D’Arcy remakes GM flagship with art & science
“The Power of &,” a new Cadillac image campaign from D’Arcy Masius Benton & Bowles, is making grammarians a little uneasy, admits Jon Parkinson, D’Arcy senior vp and executive creative director on Cadillac brands.
It wasn’t the intention of the tagline, but it’s an added benefit, he claims, since the goal of the campaign, which debuted last month with two 30-second spots, is to dramatically reposition the Cadillac brand. Cadillac won’t disclose spending, but spent a total of $189 million in 1998, according to Competitive Media Reporting.
While both print and TV ads feature images of cars, an emphasis was placed on “humanizing” the design and technology with friendly images, says Parkinson.
In the first spot, which broke Nov. 15, a man’s profile is followed by a woman in a modern wedding dress, standing in front of a moonlit sea. The white bars of a park bench in front of a field of red tulips form the stripes next to stars, as the voiceover explains: “The Power of &. It unifies man & woman. Joins stars & stripes. It’s the way two things together equal more than they total apart. Using the Power of &, Cadillac is combining design & technology in inspiring new ways. In each and every instance, Cadillac is fusing design & technology to create vehicles that truly transport you.”
One series of shots that appear in both the branding spots and an ad for the newly redesigned DeVille, which broke over the Thanksgiving weekend, show how a Cadillac driver uses the world’s first available “night vision” system to spot a deer in the road.
At the end of each commercial, the ampersand morphs into the recently restyled Cadillac wreath and crest logo. The logo colors are heavily emphasized throughout the spots, which feature red, yellow and blue-tinged visuals. The agency chose to use Velvia film stock from Fuji, says Claire Cavanagh, senior vice president and director of broadcast at D’Arcy, to produce more intense colors.
Since last January, Cadillac has been “re-embracing its roots” as a design innovator with an internal emphasis on the company’s ability to merge art and science. So when Cadillac wanted an inclusive branding effort for all its models, many of which will be redesigned in the next few years, D’Arcy creatives turned naturally to the words “art and science.”
The idea for the tagline came to Parkinson as he was falling asleep. After thinking about the theme art and science for some time, he says, his mind zeroed in on the ampersand linking the two words.
When he presented it to the creative group the next day, you could see the light bulbs going on in their heads, he says. It didn’t take long for the team to generate examples of how the merging of two ideas or entities can result in a sum “that’s greater than the two parts.”

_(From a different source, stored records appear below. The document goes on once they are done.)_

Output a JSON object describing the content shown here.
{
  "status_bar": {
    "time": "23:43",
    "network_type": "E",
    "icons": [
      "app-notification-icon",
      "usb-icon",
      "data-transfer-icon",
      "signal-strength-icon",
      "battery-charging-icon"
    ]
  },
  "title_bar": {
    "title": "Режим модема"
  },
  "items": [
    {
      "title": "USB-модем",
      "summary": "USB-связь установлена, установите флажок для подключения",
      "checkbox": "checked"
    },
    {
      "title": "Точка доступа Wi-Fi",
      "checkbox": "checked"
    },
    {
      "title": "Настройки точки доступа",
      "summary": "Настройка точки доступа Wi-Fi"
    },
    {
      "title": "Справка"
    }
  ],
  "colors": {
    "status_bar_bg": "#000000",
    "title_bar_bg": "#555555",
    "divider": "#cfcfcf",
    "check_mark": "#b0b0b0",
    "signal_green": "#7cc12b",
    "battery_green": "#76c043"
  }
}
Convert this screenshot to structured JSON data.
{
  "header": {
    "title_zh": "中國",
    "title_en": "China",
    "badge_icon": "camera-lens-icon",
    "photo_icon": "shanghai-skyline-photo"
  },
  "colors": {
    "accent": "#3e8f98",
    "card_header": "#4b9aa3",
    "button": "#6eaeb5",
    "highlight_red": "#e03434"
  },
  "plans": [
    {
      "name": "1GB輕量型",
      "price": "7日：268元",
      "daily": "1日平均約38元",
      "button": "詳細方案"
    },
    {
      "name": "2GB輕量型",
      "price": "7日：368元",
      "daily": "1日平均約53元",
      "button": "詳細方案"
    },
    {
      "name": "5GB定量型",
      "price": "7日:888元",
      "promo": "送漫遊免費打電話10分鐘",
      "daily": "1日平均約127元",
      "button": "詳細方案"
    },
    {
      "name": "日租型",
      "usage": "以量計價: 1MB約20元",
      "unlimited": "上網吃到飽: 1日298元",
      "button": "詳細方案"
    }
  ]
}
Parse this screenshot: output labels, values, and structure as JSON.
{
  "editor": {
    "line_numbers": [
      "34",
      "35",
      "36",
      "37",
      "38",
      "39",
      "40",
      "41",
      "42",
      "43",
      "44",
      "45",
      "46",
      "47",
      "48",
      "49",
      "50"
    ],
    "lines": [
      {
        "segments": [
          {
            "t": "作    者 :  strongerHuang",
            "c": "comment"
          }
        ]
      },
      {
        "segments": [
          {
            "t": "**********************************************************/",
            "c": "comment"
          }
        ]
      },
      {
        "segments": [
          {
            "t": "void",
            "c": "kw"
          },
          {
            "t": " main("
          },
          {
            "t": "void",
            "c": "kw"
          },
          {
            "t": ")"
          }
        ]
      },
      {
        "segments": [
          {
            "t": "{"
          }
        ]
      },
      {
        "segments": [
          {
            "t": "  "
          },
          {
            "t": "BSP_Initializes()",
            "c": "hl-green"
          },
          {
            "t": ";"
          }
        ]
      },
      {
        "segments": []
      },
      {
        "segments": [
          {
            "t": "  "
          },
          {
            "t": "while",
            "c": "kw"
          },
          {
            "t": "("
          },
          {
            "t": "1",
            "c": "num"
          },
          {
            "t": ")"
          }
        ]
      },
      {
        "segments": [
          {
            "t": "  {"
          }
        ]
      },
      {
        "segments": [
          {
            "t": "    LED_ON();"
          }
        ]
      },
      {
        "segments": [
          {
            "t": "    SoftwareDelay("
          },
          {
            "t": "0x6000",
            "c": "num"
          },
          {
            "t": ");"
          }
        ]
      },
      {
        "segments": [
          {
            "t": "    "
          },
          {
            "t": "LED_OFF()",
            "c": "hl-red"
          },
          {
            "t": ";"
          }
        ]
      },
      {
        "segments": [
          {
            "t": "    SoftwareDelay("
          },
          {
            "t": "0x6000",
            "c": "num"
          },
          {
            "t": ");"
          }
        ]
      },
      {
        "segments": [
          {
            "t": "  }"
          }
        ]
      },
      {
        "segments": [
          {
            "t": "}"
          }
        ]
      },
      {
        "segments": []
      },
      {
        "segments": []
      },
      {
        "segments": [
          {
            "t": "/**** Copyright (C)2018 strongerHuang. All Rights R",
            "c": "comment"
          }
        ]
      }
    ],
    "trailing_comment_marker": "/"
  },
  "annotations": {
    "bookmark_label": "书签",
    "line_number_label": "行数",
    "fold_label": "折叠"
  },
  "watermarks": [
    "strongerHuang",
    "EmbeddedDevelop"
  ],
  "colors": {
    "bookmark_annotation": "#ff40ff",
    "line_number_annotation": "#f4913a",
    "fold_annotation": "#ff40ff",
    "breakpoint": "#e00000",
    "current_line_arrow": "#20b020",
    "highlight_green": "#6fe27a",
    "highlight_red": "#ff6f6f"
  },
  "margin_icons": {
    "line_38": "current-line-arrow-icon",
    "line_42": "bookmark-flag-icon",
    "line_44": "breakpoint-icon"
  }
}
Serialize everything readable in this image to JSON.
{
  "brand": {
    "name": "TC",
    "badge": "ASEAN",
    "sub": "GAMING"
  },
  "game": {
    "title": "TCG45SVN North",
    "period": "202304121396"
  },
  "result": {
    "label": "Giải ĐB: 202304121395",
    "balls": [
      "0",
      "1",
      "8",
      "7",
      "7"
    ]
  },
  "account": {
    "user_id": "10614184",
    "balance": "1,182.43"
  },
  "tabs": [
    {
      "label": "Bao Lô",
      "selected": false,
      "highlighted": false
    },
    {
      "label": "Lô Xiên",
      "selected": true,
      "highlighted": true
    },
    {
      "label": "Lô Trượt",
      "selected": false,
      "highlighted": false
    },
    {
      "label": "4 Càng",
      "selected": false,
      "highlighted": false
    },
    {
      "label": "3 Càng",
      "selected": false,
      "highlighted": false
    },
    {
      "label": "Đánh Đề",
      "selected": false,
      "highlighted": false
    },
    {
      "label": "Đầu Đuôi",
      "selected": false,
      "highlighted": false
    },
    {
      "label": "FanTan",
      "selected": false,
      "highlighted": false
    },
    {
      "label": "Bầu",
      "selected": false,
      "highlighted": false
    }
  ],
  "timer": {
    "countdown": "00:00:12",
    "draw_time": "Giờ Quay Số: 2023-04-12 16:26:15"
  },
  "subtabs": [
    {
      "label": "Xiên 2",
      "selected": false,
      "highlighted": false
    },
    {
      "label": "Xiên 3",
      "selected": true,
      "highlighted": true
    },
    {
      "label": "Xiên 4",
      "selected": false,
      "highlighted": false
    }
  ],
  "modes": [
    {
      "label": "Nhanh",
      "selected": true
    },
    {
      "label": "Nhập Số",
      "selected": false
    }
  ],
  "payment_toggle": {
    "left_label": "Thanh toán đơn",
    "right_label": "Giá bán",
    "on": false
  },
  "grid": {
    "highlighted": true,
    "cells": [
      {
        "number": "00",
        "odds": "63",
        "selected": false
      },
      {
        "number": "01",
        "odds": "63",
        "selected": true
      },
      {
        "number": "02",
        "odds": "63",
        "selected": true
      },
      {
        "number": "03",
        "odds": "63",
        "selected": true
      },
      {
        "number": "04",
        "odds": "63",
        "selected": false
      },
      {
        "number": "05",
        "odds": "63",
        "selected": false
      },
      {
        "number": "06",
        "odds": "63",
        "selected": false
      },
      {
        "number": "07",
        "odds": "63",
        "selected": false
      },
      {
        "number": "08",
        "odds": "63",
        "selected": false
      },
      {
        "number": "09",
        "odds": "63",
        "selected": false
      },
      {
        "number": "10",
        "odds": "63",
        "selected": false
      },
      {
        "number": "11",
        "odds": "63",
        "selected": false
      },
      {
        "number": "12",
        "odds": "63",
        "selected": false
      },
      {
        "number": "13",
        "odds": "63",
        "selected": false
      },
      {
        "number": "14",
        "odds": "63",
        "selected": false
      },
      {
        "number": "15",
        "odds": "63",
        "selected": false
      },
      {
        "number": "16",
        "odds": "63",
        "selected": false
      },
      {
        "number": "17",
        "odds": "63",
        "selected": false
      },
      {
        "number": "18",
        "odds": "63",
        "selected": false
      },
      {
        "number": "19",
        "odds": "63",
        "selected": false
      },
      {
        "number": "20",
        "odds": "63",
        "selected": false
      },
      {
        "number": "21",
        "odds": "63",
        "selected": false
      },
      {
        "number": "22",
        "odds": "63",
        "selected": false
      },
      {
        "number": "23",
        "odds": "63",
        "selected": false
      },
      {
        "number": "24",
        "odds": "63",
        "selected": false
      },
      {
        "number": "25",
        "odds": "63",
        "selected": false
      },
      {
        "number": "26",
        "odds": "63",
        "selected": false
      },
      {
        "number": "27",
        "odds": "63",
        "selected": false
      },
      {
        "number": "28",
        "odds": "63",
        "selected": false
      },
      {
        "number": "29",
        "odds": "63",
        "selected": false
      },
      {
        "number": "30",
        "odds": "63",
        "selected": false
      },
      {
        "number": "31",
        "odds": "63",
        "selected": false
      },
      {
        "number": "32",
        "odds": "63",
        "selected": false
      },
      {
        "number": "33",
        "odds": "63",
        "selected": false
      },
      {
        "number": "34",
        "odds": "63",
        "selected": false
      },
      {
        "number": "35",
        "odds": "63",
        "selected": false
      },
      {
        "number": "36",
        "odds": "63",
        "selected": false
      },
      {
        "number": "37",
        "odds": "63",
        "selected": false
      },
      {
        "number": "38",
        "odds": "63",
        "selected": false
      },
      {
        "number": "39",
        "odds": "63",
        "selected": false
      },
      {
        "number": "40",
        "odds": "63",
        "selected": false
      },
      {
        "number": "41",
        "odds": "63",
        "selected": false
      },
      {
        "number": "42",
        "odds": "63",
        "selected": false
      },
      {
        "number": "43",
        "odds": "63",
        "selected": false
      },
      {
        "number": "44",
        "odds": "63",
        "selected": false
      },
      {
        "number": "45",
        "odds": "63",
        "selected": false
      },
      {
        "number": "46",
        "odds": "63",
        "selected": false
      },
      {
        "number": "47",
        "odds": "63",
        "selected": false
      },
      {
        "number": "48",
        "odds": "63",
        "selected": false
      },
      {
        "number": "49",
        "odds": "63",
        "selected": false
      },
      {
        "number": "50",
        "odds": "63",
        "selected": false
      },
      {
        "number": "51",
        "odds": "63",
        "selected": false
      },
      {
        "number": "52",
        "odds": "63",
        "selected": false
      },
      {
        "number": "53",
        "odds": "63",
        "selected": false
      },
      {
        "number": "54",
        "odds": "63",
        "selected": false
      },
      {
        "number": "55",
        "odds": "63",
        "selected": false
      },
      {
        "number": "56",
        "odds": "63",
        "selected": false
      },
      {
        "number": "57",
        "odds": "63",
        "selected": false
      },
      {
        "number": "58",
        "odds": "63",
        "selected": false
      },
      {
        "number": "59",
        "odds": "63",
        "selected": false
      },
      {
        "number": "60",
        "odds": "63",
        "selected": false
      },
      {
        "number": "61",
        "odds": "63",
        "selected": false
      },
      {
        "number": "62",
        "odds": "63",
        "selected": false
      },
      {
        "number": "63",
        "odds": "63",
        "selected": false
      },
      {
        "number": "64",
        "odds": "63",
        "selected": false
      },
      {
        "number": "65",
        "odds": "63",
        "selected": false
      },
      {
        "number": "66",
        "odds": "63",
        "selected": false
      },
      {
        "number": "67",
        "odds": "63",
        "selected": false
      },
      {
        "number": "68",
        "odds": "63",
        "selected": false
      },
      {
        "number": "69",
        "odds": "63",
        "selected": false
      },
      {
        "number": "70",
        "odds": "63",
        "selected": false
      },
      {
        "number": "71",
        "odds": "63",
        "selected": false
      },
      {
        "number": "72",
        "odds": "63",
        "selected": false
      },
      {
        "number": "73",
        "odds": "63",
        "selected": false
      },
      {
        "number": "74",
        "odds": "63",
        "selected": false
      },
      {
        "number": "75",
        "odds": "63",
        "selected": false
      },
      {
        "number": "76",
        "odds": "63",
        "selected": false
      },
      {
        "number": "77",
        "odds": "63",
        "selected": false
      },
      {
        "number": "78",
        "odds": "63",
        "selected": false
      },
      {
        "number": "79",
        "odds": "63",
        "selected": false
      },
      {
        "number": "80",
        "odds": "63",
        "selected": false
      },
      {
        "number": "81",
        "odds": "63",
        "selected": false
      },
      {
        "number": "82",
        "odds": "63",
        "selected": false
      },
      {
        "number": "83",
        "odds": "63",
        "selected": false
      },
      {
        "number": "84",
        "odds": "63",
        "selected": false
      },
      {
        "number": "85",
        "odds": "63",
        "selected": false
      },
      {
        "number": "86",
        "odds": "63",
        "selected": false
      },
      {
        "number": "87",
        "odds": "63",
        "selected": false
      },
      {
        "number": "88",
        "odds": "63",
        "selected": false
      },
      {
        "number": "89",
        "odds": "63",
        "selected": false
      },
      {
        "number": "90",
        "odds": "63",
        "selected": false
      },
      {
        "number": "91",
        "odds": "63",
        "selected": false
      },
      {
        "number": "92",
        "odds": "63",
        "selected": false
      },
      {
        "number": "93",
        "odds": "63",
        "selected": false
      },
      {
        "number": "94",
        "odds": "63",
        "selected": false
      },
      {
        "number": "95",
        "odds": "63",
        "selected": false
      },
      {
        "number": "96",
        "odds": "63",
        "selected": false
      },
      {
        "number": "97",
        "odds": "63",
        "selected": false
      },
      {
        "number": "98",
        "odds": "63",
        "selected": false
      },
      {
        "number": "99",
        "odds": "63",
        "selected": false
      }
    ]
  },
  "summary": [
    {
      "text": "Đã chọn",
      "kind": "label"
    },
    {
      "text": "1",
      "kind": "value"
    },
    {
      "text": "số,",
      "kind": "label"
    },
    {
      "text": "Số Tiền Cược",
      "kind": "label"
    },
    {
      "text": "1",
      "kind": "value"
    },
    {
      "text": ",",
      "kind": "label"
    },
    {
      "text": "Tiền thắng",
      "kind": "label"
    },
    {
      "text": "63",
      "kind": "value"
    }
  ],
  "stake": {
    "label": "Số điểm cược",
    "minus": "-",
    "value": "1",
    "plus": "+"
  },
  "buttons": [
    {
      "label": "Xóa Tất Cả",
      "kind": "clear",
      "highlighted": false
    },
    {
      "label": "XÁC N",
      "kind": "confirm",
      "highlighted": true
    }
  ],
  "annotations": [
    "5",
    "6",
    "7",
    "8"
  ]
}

All future campaigns for individual car lines will feature the new tagline and have the same kind of quick-cut imagery.
As for any discomfort with the new approach of the Cadillac ads, Parkinson hopes it will help shift consumers’ perceptions. “If they like the brand, then they’ll pick the product,” he says. K
General Motors’ Cadillac Division
Agency: D’Arcy Masius Benton & Bowles, Troy, Mich.
Executive Creative Director: Jon Parkinson
Senior Copywriters: Gary Howell, Merritt Fritchie
Senior Art Director: Sherry Charles
Executive Producer: Heidi Nolting
Director of Broadcast: Claire Cavanagh
Senior Producer: Leslie Rose
Producer: Rob McKinney
Director: Robert Logevall
Production Co.: Bruce Dowad & Associates, Los Angeles
Director of Photography: George Scali
Graphic Design: Imaginary Forces, Los Angeles
Music: Tomandandy, Los Angeles
Editors: Karen Knowles, Paul Bertino, King Cuts, Los Angeles
Voiceover: Demrot Mulroney